Could you copy every line of the data that contains the word "name"?

-=-=-=-=-

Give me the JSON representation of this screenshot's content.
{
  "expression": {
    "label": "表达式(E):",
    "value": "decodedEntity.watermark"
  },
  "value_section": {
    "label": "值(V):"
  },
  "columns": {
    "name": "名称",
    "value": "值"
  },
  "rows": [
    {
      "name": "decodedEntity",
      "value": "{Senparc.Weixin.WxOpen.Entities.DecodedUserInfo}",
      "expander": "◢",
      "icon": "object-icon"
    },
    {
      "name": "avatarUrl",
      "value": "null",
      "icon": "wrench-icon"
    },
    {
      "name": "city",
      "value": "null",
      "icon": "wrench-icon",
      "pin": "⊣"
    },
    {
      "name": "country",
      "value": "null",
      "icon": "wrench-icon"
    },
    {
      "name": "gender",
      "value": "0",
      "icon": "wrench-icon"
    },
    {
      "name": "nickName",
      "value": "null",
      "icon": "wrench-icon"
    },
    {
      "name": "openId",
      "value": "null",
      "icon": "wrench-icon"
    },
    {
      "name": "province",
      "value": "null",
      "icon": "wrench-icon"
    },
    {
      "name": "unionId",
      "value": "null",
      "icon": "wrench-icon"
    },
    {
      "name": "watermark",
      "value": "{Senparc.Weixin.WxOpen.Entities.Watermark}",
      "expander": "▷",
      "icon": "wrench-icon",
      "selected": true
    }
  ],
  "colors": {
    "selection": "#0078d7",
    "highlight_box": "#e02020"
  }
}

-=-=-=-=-

» **Finished task**:
    "name": "名称",
      "name": "decodedEntity",
      "name": "avatarUrl",
      "name": "city",
      "name": "country",
      "name": "gender",
      "name": "nickName",
      "name": "openId",
      "name": "province",
      "name": "unionId",
      "name": "watermark",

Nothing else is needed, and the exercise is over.